Retype the whole listing exactly. Leave out pictures.

[Available data]

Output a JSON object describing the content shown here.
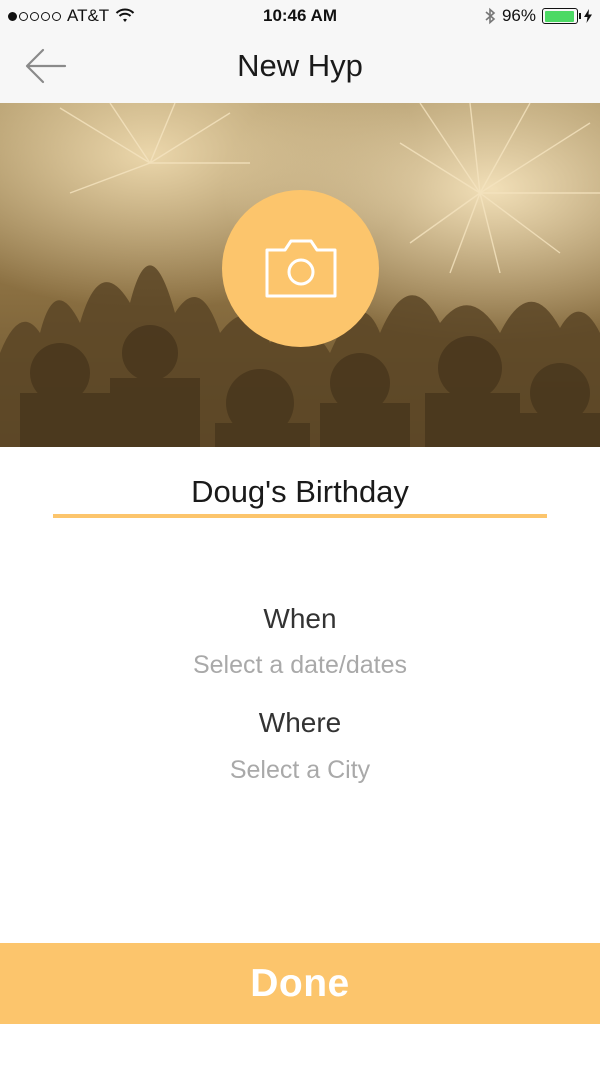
{
  "status_bar": {
    "carrier": "AT&T",
    "time": "10:46 AM",
    "battery": "96%",
    "battery_level": 0.96
  },
  "nav": {
    "title": "New Hyp",
    "back_icon": "arrow-left-icon"
  },
  "hero": {
    "camera_icon": "camera-icon"
  },
  "form": {
    "event_name": "Doug's Birthday",
    "when_label": "When",
    "when_placeholder": "Select a date/dates",
    "where_label": "Where",
    "where_placeholder": "Select a City"
  },
  "actions": {
    "done_label": "Done"
  },
  "colors": {
    "accent": "#fcc56c",
    "battery_green": "#4cd964",
    "placeholder_gray": "#a9a9a9"
  }
}
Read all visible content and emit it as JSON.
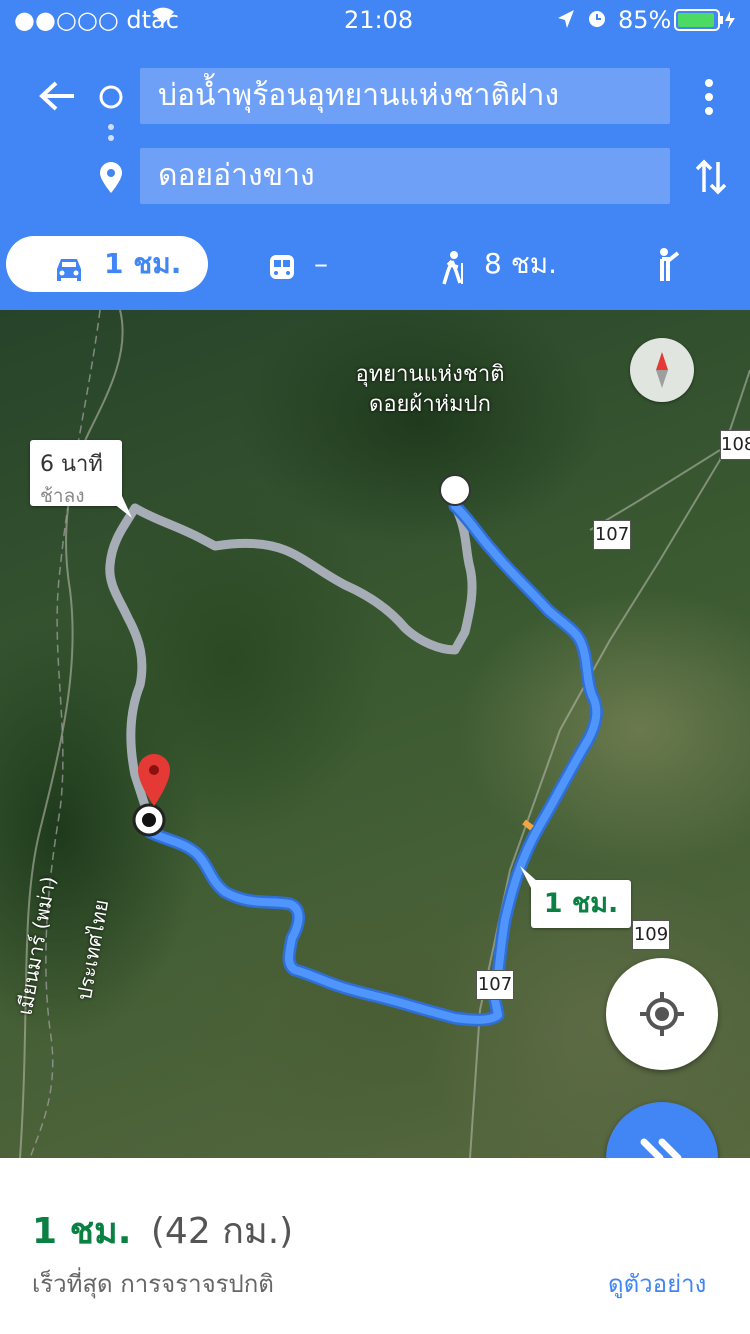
{
  "status_bar": {
    "carrier": "●●○○○ dtac",
    "time": "21:08",
    "battery": "85%"
  },
  "route": {
    "origin": "บ่อน้ำพุร้อนอุทยานแห่งชาติฝาง",
    "destination": "ดอยอ่างขาง"
  },
  "modes": [
    {
      "icon": "car-icon",
      "label": "1 ชม.",
      "active": true
    },
    {
      "icon": "train-icon",
      "label": "–",
      "active": false
    },
    {
      "icon": "walk-icon",
      "label": "8 ชม.",
      "active": false
    },
    {
      "icon": "ride-icon",
      "label": "",
      "active": false
    }
  ],
  "map": {
    "park_label_line1": "อุทยานแห่งชาติ",
    "park_label_line2": "ดอยผ้าห่มปก",
    "alt_route_time": "6 นาที",
    "alt_route_note": "ช้าลง",
    "route_time": "1 ชม.",
    "road_107_a": "107",
    "road_107_b": "107",
    "road_108": "108",
    "road_109": "109",
    "country_myanmar": "เมียนมาร์ (พม่า)",
    "country_thailand": "ประเทศไทย"
  },
  "summary": {
    "duration": "1 ชม.",
    "distance": "(42 กม.)",
    "note": "เร็วที่สุด การจราจรปกติ",
    "preview_link": "ดูตัวอย่าง"
  },
  "colors": {
    "primary": "#4285f4",
    "route": "#4a8af4",
    "green": "#0b8043"
  }
}
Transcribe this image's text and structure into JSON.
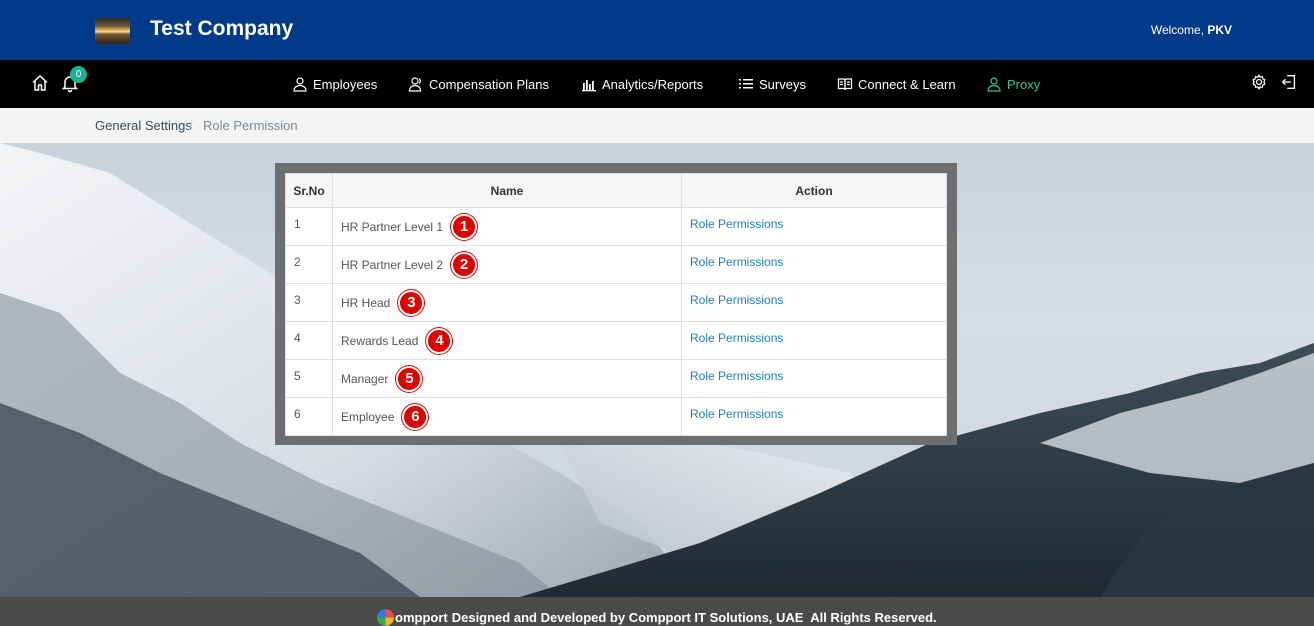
{
  "header": {
    "company_name": "Test Company",
    "welcome_prefix": "Welcome,",
    "user_name": "PKV"
  },
  "nav": {
    "notification_count": "0",
    "items": [
      {
        "label": "Employees",
        "icon": "user-icon"
      },
      {
        "label": "Compensation Plans",
        "icon": "users-icon"
      },
      {
        "label": "Analytics/Reports",
        "icon": "bar-chart-icon"
      },
      {
        "label": "Surveys",
        "icon": "list-icon"
      },
      {
        "label": "Connect & Learn",
        "icon": "book-icon"
      },
      {
        "label": "Proxy",
        "icon": "user-icon",
        "active": true
      }
    ],
    "active_color": "#2fc59e"
  },
  "breadcrumb": {
    "parent": "General Settings",
    "separator": "/",
    "current": "Role Permission"
  },
  "table": {
    "headers": [
      "Sr.No",
      "Name",
      "Action"
    ],
    "rows": [
      {
        "sr": "1",
        "name": "HR Partner Level 1",
        "marker": "1",
        "action": "Role Permissions"
      },
      {
        "sr": "2",
        "name": "HR Partner Level 2",
        "marker": "2",
        "action": "Role Permissions"
      },
      {
        "sr": "3",
        "name": "HR Head",
        "marker": "3",
        "action": "Role Permissions"
      },
      {
        "sr": "4",
        "name": "Rewards Lead",
        "marker": "4",
        "action": "Role Permissions"
      },
      {
        "sr": "5",
        "name": "Manager",
        "marker": "5",
        "action": "Role Permissions"
      },
      {
        "sr": "6",
        "name": "Employee",
        "marker": "6",
        "action": "Role Permissions"
      }
    ]
  },
  "footer": {
    "logo_text": "ompport",
    "text": "Designed and Developed by Compport IT Solutions, UAE  All Rights Reserved."
  },
  "colors": {
    "header_bg": "#003a88",
    "nav_bg": "#000000",
    "link": "#1c7fc4",
    "marker": "#e00000",
    "footer_bg": "#4a4a4a"
  }
}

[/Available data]

Finished task »
Output a JSON object describing the content shown here.
{
  "status_bar": {
    "carrier": "AT&T",
    "time": "10:46 AM",
    "battery": "96%",
    "battery_level": 0.96
  },
  "nav": {
    "title": "New Hyp",
    "back_icon": "arrow-left-icon"
  },
  "hero": {
    "camera_icon": "camera-icon"
  },
  "form": {
    "event_name": "Doug's Birthday",
    "when_label": "When",
    "when_placeholder": "Select a date/dates",
    "where_label": "Where",
    "where_placeholder": "Select a City"
  },
  "actions": {
    "done_label": "Done"
  },
  "colors": {
    "accent": "#fcc56c",
    "battery_green": "#4cd964",
    "placeholder_gray": "#a9a9a9"
  }
}
Read all visible content and emit it as JSON.
{
  "status_bar": {
    "carrier": "●●○○○ dtac",
    "time": "21:08",
    "battery": "85%"
  },
  "route": {
    "origin": "บ่อน้ำพุร้อนอุทยานแห่งชาติฝาง",
    "destination": "ดอยอ่างขาง"
  },
  "modes": [
    {
      "icon": "car-icon",
      "label": "1 ชม.",
      "active": true
    },
    {
      "icon": "train-icon",
      "label": "–",
      "active": false
    },
    {
      "icon": "walk-icon",
      "label": "8 ชม.",
      "active": false
    },
    {
      "icon": "ride-icon",
      "label": "",
      "active": false
    }
  ],
  "map": {
    "park_label_line1": "อุทยานแห่งชาติ",
    "park_label_line2": "ดอยผ้าห่มปก",
    "alt_route_time": "6 นาที",
    "alt_route_note": "ช้าลง",
    "route_time": "1 ชม.",
    "road_107_a": "107",
    "road_107_b": "107",
    "road_108": "108",
    "road_109": "109",
    "country_myanmar": "เมียนมาร์ (พม่า)",
    "country_thailand": "ประเทศไทย"
  },
  "summary": {
    "duration": "1 ชม.",
    "distance": "(42 กม.)",
    "note": "เร็วที่สุด การจราจรปกติ",
    "preview_link": "ดูตัวอย่าง"
  },
  "colors": {
    "primary": "#4285f4",
    "route": "#4a8af4",
    "green": "#0b8043"
  }
}
Transcribe this image's text and structure into JSON.
{
  "header": {
    "company_name": "Test Company",
    "welcome_prefix": "Welcome,",
    "user_name": "PKV"
  },
  "nav": {
    "notification_count": "0",
    "items": [
      {
        "label": "Employees",
        "icon": "user-icon"
      },
      {
        "label": "Compensation Plans",
        "icon": "users-icon"
      },
      {
        "label": "Analytics/Reports",
        "icon": "bar-chart-icon"
      },
      {
        "label": "Surveys",
        "icon": "list-icon"
      },
      {
        "label": "Connect & Learn",
        "icon": "book-icon"
      },
      {
        "label": "Proxy",
        "icon": "user-icon",
        "active": true
      }
    ],
    "active_color": "#2fc59e"
  },
  "breadcrumb": {
    "parent": "General Settings",
    "separator": "/",
    "current": "Role Permission"
  },
  "table": {
    "headers": [
      "Sr.No",
      "Name",
      "Action"
    ],
    "rows": [
      {
        "sr": "1",
        "name": "HR Partner Level 1",
        "marker": "1",
        "action": "Role Permissions"
      },
      {
        "sr": "2",
        "name": "HR Partner Level 2",
        "marker": "2",
        "action": "Role Permissions"
      },
      {
        "sr": "3",
        "name": "HR Head",
        "marker": "3",
        "action": "Role Permissions"
      },
      {
        "sr": "4",
        "name": "Rewards Lead",
        "marker": "4",
        "action": "Role Permissions"
      },
      {
        "sr": "5",
        "name": "Manager",
        "marker": "5",
        "action": "Role Permissions"
      },
      {
        "sr": "6",
        "name": "Employee",
        "marker": "6",
        "action": "Role Permissions"
      }
    ]
  },
  "footer": {
    "logo_text": "ompport",
    "text": "Designed and Developed by Compport IT Solutions, UAE  All Rights Reserved."
  },
  "colors": {
    "header_bg": "#003a88",
    "nav_bg": "#000000",
    "link": "#1c7fc4",
    "marker": "#e00000",
    "footer_bg": "#4a4a4a"
  }
}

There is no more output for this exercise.